Global survey measuring “liveability” of cities not good news for Manila

On the plus side, the Philippine capital garnered respectable scores for “public management” and “international impact”

A global survey measuring the liveability of 180 cities placed Manila in 148th spot.

The 2017 Cities in Motion Index by the University of Navarra’s IESE Business School in Spain seeks to name the world’s “smartest” cities by ten criteria.

These are governance, urban planning, public management, technology, environment, international impact, social cohesion, transportation, human capital and economy.

Manila ranked 174th in transportation, 160th in governance, 147th in environment, 145th in urban planning, 140th in social cohesion, 139th in human capital, 131st in economy and 103rd in technology.

More encouragingly, the Philippine capital garnered respectable results in public management (57th) and international impact (68th).

Liveability across the region

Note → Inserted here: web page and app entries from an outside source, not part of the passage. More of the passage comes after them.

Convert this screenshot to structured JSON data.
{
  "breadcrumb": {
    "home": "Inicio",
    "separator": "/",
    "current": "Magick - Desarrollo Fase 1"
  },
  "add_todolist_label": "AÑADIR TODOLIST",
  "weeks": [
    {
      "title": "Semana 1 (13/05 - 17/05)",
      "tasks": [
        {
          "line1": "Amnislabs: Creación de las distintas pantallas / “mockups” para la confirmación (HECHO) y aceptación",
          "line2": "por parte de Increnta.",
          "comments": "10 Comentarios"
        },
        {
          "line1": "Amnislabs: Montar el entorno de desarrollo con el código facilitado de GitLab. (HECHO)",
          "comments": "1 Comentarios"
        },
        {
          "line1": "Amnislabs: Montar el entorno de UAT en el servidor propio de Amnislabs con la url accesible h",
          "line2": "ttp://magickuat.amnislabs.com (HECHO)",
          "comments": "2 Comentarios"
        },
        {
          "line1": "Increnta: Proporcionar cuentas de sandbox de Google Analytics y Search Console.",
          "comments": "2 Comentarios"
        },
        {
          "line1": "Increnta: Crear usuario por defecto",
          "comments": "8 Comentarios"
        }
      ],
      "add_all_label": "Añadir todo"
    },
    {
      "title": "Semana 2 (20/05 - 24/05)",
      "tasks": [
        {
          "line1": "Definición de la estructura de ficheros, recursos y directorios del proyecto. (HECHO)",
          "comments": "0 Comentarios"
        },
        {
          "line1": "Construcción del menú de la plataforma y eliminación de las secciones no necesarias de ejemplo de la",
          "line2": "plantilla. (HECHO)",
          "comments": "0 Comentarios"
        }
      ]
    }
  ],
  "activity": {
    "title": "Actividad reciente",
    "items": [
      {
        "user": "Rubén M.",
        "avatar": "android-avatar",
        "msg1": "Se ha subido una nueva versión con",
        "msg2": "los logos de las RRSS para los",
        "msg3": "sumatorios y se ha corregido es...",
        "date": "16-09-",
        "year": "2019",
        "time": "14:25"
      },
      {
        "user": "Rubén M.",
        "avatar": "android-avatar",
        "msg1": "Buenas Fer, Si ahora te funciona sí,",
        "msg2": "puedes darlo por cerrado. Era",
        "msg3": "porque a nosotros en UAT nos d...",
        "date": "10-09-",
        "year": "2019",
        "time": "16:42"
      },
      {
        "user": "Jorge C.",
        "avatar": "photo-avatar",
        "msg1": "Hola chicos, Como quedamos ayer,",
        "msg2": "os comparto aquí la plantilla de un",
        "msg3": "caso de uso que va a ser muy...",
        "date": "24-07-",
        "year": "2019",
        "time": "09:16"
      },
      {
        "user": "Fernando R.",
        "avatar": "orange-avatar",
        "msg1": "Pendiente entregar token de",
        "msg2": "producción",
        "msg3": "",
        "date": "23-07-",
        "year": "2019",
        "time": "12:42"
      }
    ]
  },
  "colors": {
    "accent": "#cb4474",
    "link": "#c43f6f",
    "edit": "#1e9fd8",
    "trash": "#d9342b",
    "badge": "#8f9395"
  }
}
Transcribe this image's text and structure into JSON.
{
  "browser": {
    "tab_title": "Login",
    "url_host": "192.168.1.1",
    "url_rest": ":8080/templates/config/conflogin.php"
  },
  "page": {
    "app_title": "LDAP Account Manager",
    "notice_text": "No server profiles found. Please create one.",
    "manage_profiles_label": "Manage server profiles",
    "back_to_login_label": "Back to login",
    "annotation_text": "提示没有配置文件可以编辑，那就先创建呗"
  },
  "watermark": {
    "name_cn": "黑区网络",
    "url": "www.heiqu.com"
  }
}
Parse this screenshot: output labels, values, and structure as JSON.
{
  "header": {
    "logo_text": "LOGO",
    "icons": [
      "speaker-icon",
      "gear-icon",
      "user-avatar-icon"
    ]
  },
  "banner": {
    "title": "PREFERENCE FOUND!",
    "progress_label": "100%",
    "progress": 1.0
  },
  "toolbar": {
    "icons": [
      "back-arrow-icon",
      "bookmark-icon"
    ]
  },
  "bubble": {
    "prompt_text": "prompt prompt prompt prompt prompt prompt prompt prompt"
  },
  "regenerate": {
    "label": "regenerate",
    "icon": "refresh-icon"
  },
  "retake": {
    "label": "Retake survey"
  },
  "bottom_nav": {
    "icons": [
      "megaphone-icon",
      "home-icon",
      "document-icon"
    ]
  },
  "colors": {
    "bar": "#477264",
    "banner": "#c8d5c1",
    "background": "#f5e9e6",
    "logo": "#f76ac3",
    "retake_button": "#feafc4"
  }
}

Regionally, Manila lagged behind Singapore (22nd), Bangkok (86th), Kuala Lumpur (92nd) and Ho Chi Minh City (146th).

Seoul led the field in the Asia-Pacific region, followed by Tokyo, Singapore, Hong Kong and Taipei.

Globally, the top three more liveable cities were New York, and Paris. Also in the top 10 were Boston, San Francisco,Washington, Seoul, Tokyo, Berlin and Amsterdam.

A summary of the report concluded: “So what can be learned from the study? First, there is no single model for success so the city strategy has to be adapted to each situation.

“Secondly, the perfect city does not exist. Even those that are placed in the top ranks have weaknesses. The overarching goal should be to develop urban spaces where people can live and carry out their activities with the greatest opportunity and probabilities of success, within a liveable, creative and socially responsible environment.

“Cities should work towards creating more attractive places and generating healthier, happier and more prosperous lives for all citizens.”

The Philippines and its cities have mixed fortunes when it comes to such surveys. Last month, for example, we reported on a law and order survey that concluded the Philippines was safer than France, Italy and South Korea.

However, just a few months previously, we reported how the Philippines had tumbled down the global tourism league due to safety concerns.